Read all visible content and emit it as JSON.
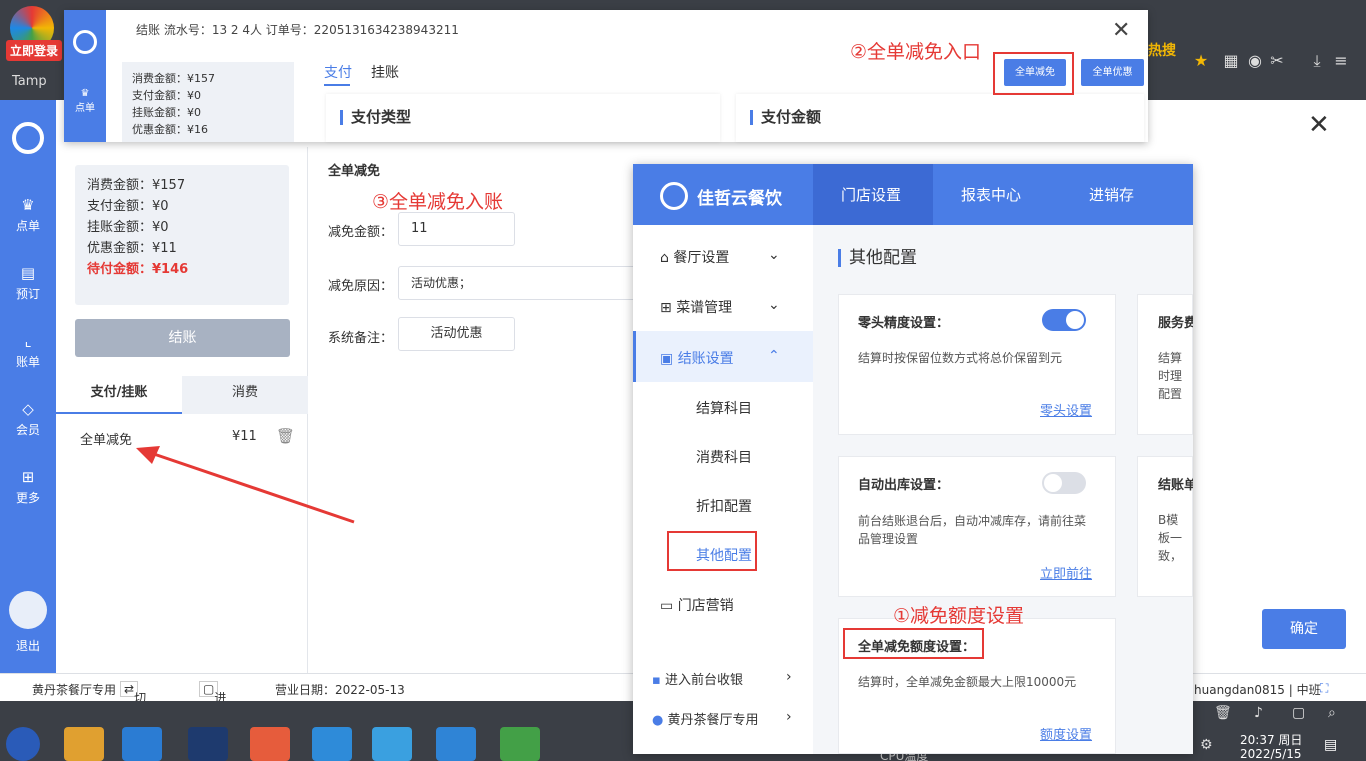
{
  "browser": {
    "login_badge": "立即登录",
    "tab_label": "Tamp",
    "hot_label": "热搜"
  },
  "nav": {
    "items": [
      {
        "label": "点单",
        "icon": "crown-icon"
      },
      {
        "label": "预订",
        "icon": "calendar-icon"
      },
      {
        "label": "账单",
        "icon": "chart-icon"
      },
      {
        "label": "会员",
        "icon": "diamond-icon"
      },
      {
        "label": "更多",
        "icon": "grid-icon"
      }
    ],
    "logout": "退出"
  },
  "popup": {
    "header": "结账 流水号：13 2 4人 订单号：2205131634238943211",
    "summary": [
      "消费金额：¥157",
      "支付金额：¥0",
      "挂账金额：¥0",
      "优惠金额：¥16"
    ],
    "tabs": [
      "支付",
      "挂账"
    ],
    "btn_full_discount": "全单减免",
    "btn_full_promo": "全单优惠",
    "card_pay_type": "支付类型",
    "card_pay_amount": "支付金额",
    "nav_label": "点单"
  },
  "summary": {
    "consume": "消费金额：¥157",
    "paid": "支付金额：¥0",
    "hang": "挂账金额：¥0",
    "discount": "优惠金额：¥11",
    "due": "待付金额：¥146"
  },
  "checkout_btn": "结账",
  "left_tabs": [
    "支付/挂账",
    "消费"
  ],
  "record": {
    "name": "全单减免",
    "amount": "¥11"
  },
  "form": {
    "title": "全单减免",
    "amount_label": "减免金额：",
    "amount_value": "11",
    "reason_label": "减免原因：",
    "reason_value": "活动优惠；",
    "remark_label": "系统备注：",
    "remark_value": "活动优惠"
  },
  "confirm_btn": "确定",
  "status": {
    "store": "黄丹茶餐厅专用",
    "switch": "切换餐厅",
    "backend": "进入后台",
    "date": "营业日期：2022-05-13",
    "user": "huangdan0815 | 中班"
  },
  "taskbar": {
    "time": "20:37 周日",
    "date": "2022/5/15",
    "cpu": "CPU温度"
  },
  "settings": {
    "brand": "佳哲云餐饮",
    "tabs": [
      "门店设置",
      "报表中心",
      "进销存"
    ],
    "side": [
      {
        "label": "餐厅设置",
        "icon": "home-icon"
      },
      {
        "label": "菜谱管理",
        "icon": "grid-icon"
      },
      {
        "label": "结账设置",
        "icon": "receipt-icon"
      },
      {
        "label": "结算科目"
      },
      {
        "label": "消费科目"
      },
      {
        "label": "折扣配置"
      },
      {
        "label": "其他配置"
      },
      {
        "label": "门店营销",
        "icon": "shop-icon"
      },
      {
        "label": "进入前台收银",
        "icon": "cashier-icon"
      },
      {
        "label": "黄丹茶餐厅专用",
        "icon": "location-icon"
      }
    ],
    "heading": "其他配置",
    "cards": [
      {
        "title": "零头精度设置：",
        "desc": "结算时按保留位数方式将总价保留到元",
        "link": "零头设置",
        "toggle": true
      },
      {
        "title": "服务费",
        "desc": "结算时理配置"
      },
      {
        "title": "自动出库设置：",
        "desc": "前台结账退台后，自动冲减库存，请前往菜品管理设置",
        "link": "立即前往",
        "toggle": false
      },
      {
        "title": "结账单",
        "desc": "B模板一致，"
      },
      {
        "title": "全单减免额度设置：",
        "desc": "结算时，全单减免金额最大上限10000元",
        "link": "额度设置"
      }
    ]
  },
  "annotations": {
    "a1": "①减免额度设置",
    "a2": "②全单减免入口",
    "a3": "③全单减免入账"
  },
  "colors": {
    "primary": "#4a7de6",
    "annotation": "#e53935"
  }
}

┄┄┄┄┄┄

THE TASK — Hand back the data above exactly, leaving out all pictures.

ANSWER AREA —
Read all visible content and emit it as JSON.
{
  "browser": {
    "login_badge": "立即登录",
    "tab_label": "Tamp",
    "hot_label": "热搜"
  },
  "nav": {
    "items": [
      {
        "label": "点单",
        "icon": "crown-icon"
      },
      {
        "label": "预订",
        "icon": "calendar-icon"
      },
      {
        "label": "账单",
        "icon": "chart-icon"
      },
      {
        "label": "会员",
        "icon": "diamond-icon"
      },
      {
        "label": "更多",
        "icon": "grid-icon"
      }
    ],
    "logout": "退出"
  },
  "popup": {
    "header": "结账 流水号：13 2 4人 订单号：2205131634238943211",
    "summary": [
      "消费金额：¥157",
      "支付金额：¥0",
      "挂账金额：¥0",
      "优惠金额：¥16"
    ],
    "tabs": [
      "支付",
      "挂账"
    ],
    "btn_full_discount": "全单减免",
    "btn_full_promo": "全单优惠",
    "card_pay_type": "支付类型",
    "card_pay_amount": "支付金额",
    "nav_label": "点单"
  },
  "summary": {
    "consume": "消费金额：¥157",
    "paid": "支付金额：¥0",
    "hang": "挂账金额：¥0",
    "discount": "优惠金额：¥11",
    "due": "待付金额：¥146"
  },
  "checkout_btn": "结账",
  "left_tabs": [
    "支付/挂账",
    "消费"
  ],
  "record": {
    "name": "全单减免",
    "amount": "¥11"
  },
  "form": {
    "title": "全单减免",
    "amount_label": "减免金额：",
    "amount_value": "11",
    "reason_label": "减免原因：",
    "reason_value": "活动优惠；",
    "remark_label": "系统备注：",
    "remark_value": "活动优惠"
  },
  "confirm_btn": "确定",
  "status": {
    "store": "黄丹茶餐厅专用",
    "switch": "切换餐厅",
    "backend": "进入后台",
    "date": "营业日期：2022-05-13",
    "user": "huangdan0815 | 中班"
  },
  "taskbar": {
    "time": "20:37 周日",
    "date": "2022/5/15",
    "cpu": "CPU温度"
  },
  "settings": {
    "brand": "佳哲云餐饮",
    "tabs": [
      "门店设置",
      "报表中心",
      "进销存"
    ],
    "side": [
      {
        "label": "餐厅设置",
        "icon": "home-icon"
      },
      {
        "label": "菜谱管理",
        "icon": "grid-icon"
      },
      {
        "label": "结账设置",
        "icon": "receipt-icon"
      },
      {
        "label": "结算科目"
      },
      {
        "label": "消费科目"
      },
      {
        "label": "折扣配置"
      },
      {
        "label": "其他配置"
      },
      {
        "label": "门店营销",
        "icon": "shop-icon"
      },
      {
        "label": "进入前台收银",
        "icon": "cashier-icon"
      },
      {
        "label": "黄丹茶餐厅专用",
        "icon": "location-icon"
      }
    ],
    "heading": "其他配置",
    "cards": [
      {
        "title": "零头精度设置：",
        "desc": "结算时按保留位数方式将总价保留到元",
        "link": "零头设置",
        "toggle": true
      },
      {
        "title": "服务费",
        "desc": "结算时理配置"
      },
      {
        "title": "自动出库设置：",
        "desc": "前台结账退台后，自动冲减库存，请前往菜品管理设置",
        "link": "立即前往",
        "toggle": false
      },
      {
        "title": "结账单",
        "desc": "B模板一致，"
      },
      {
        "title": "全单减免额度设置：",
        "desc": "结算时，全单减免金额最大上限10000元",
        "link": "额度设置"
      }
    ]
  },
  "annotations": {
    "a1": "①减免额度设置",
    "a2": "②全单减免入口",
    "a3": "③全单减免入账"
  },
  "colors": {
    "primary": "#4a7de6",
    "annotation": "#e53935"
  }
}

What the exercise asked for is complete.